─── Source material

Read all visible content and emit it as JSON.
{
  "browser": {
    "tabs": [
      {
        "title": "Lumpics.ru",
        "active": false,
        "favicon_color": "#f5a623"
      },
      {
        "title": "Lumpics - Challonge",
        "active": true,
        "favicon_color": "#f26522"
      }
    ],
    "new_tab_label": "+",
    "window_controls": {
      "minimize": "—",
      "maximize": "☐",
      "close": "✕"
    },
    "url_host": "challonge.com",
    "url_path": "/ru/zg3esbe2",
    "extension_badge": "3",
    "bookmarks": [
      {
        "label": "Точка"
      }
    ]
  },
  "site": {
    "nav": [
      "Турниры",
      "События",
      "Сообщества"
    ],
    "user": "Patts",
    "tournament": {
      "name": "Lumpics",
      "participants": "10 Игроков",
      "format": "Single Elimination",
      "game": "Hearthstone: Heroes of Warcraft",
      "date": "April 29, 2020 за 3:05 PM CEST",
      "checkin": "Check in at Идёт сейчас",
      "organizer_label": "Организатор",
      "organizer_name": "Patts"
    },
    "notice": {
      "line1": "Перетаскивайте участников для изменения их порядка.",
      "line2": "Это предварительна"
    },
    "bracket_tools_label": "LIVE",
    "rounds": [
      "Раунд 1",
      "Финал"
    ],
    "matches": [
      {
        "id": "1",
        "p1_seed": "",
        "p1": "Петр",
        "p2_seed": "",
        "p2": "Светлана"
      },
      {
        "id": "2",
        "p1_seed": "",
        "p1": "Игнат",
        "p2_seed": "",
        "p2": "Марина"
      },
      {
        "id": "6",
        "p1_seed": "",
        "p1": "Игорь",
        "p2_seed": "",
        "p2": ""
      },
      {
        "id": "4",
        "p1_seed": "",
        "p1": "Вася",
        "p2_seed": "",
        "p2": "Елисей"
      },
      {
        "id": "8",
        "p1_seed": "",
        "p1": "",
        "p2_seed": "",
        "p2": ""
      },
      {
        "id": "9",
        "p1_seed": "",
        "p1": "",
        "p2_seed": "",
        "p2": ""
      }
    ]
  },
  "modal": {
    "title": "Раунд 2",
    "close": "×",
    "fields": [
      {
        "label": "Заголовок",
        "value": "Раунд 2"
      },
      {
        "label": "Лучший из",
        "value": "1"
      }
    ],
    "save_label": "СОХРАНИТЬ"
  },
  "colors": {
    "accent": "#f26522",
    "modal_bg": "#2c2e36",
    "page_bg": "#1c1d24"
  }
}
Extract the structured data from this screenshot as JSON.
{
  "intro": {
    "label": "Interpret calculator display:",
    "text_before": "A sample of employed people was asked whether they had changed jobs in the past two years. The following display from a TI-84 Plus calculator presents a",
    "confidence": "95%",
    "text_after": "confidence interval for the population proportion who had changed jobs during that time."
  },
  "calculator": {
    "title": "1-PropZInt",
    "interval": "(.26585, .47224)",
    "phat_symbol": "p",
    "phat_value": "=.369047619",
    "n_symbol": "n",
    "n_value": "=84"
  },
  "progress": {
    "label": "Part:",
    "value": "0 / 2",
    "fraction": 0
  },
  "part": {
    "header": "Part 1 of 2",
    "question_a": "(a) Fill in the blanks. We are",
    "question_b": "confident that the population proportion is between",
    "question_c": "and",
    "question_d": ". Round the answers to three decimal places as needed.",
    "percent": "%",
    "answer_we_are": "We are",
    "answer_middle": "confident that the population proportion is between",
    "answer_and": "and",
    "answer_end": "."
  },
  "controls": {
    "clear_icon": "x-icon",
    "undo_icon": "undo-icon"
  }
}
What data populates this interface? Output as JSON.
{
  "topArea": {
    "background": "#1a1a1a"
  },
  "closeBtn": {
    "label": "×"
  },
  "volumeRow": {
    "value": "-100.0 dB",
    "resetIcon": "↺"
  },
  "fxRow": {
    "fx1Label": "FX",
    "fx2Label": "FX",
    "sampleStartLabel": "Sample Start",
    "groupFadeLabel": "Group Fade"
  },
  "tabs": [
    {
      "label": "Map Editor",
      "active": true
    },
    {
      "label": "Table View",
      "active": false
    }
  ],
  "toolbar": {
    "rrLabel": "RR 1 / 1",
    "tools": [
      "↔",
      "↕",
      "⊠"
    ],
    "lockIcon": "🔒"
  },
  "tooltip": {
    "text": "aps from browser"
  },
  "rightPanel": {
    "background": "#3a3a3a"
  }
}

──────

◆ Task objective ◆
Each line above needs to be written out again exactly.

◆ Written response ◆
Read all visible content and emit it as JSON.
{
  "browser": {
    "tabs": [
      {
        "title": "Lumpics.ru",
        "active": false,
        "favicon_color": "#f5a623"
      },
      {
        "title": "Lumpics - Challonge",
        "active": true,
        "favicon_color": "#f26522"
      }
    ],
    "new_tab_label": "+",
    "window_controls": {
      "minimize": "—",
      "maximize": "☐",
      "close": "✕"
    },
    "url_host": "challonge.com",
    "url_path": "/ru/zg3esbe2",
    "extension_badge": "3",
    "bookmarks": [
      {
        "label": "Точка"
      }
    ]
  },
  "site": {
    "nav": [
      "Турниры",
      "События",
      "Сообщества"
    ],
    "user": "Patts",
    "tournament": {
      "name": "Lumpics",
      "participants": "10 Игроков",
      "format": "Single Elimination",
      "game": "Hearthstone: Heroes of Warcraft",
      "date": "April 29, 2020 за 3:05 PM CEST",
      "checkin": "Check in at Идёт сейчас",
      "organizer_label": "Организатор",
      "organizer_name": "Patts"
    },
    "notice": {
      "line1": "Перетаскивайте участников для изменения их порядка.",
      "line2": "Это предварительна"
    },
    "bracket_tools_label": "LIVE",
    "rounds": [
      "Раунд 1",
      "Финал"
    ],
    "matches": [
      {
        "id": "1",
        "p1_seed": "",
        "p1": "Петр",
        "p2_seed": "",
        "p2": "Светлана"
      },
      {
        "id": "2",
        "p1_seed": "",
        "p1": "Игнат",
        "p2_seed": "",
        "p2": "Марина"
      },
      {
        "id": "6",
        "p1_seed": "",
        "p1": "Игорь",
        "p2_seed": "",
        "p2": ""
      },
      {
        "id": "4",
        "p1_seed": "",
        "p1": "Вася",
        "p2_seed": "",
        "p2": "Елисей"
      },
      {
        "id": "8",
        "p1_seed": "",
        "p1": "",
        "p2_seed": "",
        "p2": ""
      },
      {
        "id": "9",
        "p1_seed": "",
        "p1": "",
        "p2_seed": "",
        "p2": ""
      }
    ]
  },
  "modal": {
    "title": "Раунд 2",
    "close": "×",
    "fields": [
      {
        "label": "Заголовок",
        "value": "Раунд 2"
      },
      {
        "label": "Лучший из",
        "value": "1"
      }
    ],
    "save_label": "СОХРАНИТЬ"
  },
  "colors": {
    "accent": "#f26522",
    "modal_bg": "#2c2e36",
    "page_bg": "#1c1d24"
  }
}
Extract the structured data from this screenshot as JSON.
{
  "intro": {
    "label": "Interpret calculator display:",
    "text_before": "A sample of employed people was asked whether they had changed jobs in the past two years. The following display from a TI-84 Plus calculator presents a",
    "confidence": "95%",
    "text_after": "confidence interval for the population proportion who had changed jobs during that time."
  },
  "calculator": {
    "title": "1-PropZInt",
    "interval": "(.26585, .47224)",
    "phat_symbol": "p",
    "phat_value": "=.369047619",
    "n_symbol": "n",
    "n_value": "=84"
  },
  "progress": {
    "label": "Part:",
    "value": "0 / 2",
    "fraction": 0
  },
  "part": {
    "header": "Part 1 of 2",
    "question_a": "(a) Fill in the blanks. We are",
    "question_b": "confident that the population proportion is between",
    "question_c": "and",
    "question_d": ". Round the answers to three decimal places as needed.",
    "percent": "%",
    "answer_we_are": "We are",
    "answer_middle": "confident that the population proportion is between",
    "answer_and": "and",
    "answer_end": "."
  },
  "controls": {
    "clear_icon": "x-icon",
    "undo_icon": "undo-icon"
  }
}
What data populates this interface? Output as JSON.
{
  "topArea": {
    "background": "#1a1a1a"
  },
  "closeBtn": {
    "label": "×"
  },
  "volumeRow": {
    "value": "-100.0 dB",
    "resetIcon": "↺"
  },
  "fxRow": {
    "fx1Label": "FX",
    "fx2Label": "FX",
    "sampleStartLabel": "Sample Start",
    "groupFadeLabel": "Group Fade"
  },
  "tabs": [
    {
      "label": "Map Editor",
      "active": true
    },
    {
      "label": "Table View",
      "active": false
    }
  ],
  "toolbar": {
    "rrLabel": "RR 1 / 1",
    "tools": [
      "↔",
      "↕",
      "⊠"
    ],
    "lockIcon": "🔒"
  },
  "tooltip": {
    "text": "aps from browser"
  },
  "rightPanel": {
    "background": "#3a3a3a"
  }
}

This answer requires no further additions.